● Problem to work on:
Look through the lines below and extract each one that contains "favicon".
• • •
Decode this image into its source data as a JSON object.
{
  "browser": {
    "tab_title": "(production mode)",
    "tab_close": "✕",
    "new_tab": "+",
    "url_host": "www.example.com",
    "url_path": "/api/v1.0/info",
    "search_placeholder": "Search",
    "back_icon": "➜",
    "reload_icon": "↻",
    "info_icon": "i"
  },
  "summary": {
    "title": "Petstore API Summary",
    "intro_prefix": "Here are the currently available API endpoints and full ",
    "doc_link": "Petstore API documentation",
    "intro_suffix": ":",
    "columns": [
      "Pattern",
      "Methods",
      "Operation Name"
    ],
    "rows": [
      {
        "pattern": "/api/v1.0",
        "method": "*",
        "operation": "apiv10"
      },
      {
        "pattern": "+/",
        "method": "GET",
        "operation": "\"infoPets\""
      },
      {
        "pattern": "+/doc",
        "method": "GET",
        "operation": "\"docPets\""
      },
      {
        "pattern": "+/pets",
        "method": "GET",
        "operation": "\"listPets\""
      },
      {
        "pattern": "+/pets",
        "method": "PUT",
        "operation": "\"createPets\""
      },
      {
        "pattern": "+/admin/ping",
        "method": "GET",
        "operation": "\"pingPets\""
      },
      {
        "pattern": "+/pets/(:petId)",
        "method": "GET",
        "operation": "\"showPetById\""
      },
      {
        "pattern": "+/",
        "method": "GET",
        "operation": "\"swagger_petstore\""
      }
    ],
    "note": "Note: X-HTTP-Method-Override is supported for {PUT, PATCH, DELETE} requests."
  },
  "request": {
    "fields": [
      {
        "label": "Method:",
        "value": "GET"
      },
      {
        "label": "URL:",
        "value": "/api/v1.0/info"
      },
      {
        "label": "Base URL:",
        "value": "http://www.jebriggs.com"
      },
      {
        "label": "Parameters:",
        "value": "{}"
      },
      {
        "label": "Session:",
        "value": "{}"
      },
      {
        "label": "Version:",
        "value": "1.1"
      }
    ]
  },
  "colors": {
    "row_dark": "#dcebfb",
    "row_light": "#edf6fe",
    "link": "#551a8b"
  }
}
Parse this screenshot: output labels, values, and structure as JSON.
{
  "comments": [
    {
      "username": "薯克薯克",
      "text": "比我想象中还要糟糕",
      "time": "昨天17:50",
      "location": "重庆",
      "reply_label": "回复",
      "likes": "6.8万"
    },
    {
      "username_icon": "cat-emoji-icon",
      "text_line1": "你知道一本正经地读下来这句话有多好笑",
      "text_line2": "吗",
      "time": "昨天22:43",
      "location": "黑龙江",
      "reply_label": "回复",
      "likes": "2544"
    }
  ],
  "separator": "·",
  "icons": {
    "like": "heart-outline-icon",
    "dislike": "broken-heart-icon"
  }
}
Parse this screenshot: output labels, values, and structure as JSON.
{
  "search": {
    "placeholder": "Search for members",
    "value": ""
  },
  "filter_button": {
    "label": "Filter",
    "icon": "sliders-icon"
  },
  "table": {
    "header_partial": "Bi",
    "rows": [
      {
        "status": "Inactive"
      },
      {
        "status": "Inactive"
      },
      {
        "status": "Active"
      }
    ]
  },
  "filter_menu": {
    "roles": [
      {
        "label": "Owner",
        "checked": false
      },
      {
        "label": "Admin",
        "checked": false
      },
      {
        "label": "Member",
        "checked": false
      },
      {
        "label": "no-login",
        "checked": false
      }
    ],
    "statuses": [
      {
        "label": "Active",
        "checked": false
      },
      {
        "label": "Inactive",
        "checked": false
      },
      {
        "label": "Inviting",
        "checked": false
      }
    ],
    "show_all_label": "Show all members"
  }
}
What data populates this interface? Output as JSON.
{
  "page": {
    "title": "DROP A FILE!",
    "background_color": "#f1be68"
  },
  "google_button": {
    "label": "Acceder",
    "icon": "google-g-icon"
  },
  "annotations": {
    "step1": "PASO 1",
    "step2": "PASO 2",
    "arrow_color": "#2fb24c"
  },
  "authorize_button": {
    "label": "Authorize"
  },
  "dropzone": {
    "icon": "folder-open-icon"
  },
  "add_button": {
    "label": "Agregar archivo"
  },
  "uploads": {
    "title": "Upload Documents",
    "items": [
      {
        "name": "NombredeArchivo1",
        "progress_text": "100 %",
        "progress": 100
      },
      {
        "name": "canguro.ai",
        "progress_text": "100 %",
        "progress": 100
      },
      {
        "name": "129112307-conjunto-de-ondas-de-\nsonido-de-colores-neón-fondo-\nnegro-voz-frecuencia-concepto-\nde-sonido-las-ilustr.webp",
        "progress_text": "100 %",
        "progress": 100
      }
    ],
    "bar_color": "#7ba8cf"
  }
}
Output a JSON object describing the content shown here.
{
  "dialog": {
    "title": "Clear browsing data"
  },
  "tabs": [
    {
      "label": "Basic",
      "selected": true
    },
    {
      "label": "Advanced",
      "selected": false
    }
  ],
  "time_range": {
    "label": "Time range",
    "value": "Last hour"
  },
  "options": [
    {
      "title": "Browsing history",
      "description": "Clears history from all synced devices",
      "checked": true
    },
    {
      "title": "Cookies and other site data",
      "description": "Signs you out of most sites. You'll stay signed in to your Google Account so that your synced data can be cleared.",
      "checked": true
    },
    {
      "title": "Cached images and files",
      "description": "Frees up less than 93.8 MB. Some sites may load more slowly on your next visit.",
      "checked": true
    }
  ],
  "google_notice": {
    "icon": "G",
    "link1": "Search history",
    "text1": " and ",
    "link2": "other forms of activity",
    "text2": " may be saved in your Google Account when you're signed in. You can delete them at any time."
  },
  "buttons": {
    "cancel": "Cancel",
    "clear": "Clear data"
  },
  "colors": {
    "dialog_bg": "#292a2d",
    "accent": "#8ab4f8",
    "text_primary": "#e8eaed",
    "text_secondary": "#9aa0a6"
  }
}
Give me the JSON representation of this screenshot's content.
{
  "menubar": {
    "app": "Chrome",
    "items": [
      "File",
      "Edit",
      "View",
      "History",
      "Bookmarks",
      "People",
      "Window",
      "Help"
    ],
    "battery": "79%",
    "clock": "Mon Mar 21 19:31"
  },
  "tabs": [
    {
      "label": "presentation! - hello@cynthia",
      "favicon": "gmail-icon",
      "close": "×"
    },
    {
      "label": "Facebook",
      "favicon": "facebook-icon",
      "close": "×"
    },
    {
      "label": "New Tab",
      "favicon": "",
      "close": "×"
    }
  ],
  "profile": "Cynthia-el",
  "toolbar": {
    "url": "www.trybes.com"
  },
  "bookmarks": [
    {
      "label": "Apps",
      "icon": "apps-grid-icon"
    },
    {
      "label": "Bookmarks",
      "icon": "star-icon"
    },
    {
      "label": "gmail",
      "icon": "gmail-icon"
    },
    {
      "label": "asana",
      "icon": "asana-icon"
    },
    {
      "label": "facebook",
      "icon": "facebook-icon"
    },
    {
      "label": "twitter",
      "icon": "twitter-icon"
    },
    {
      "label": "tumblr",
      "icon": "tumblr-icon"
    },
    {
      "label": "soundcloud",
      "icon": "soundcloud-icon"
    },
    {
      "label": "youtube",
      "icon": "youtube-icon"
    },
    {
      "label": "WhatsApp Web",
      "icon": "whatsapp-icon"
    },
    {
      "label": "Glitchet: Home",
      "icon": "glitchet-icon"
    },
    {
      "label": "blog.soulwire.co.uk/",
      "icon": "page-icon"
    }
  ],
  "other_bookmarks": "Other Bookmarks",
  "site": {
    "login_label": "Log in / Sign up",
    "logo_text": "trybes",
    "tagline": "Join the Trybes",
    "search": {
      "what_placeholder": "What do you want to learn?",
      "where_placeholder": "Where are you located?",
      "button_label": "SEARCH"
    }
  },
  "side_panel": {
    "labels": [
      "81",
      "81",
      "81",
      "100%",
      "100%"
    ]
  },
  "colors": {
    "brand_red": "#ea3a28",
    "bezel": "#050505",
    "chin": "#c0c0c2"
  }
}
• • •
● Expected answer:
      "favicon": "gmail-icon",
      "favicon": "facebook-icon",
      "favicon": "",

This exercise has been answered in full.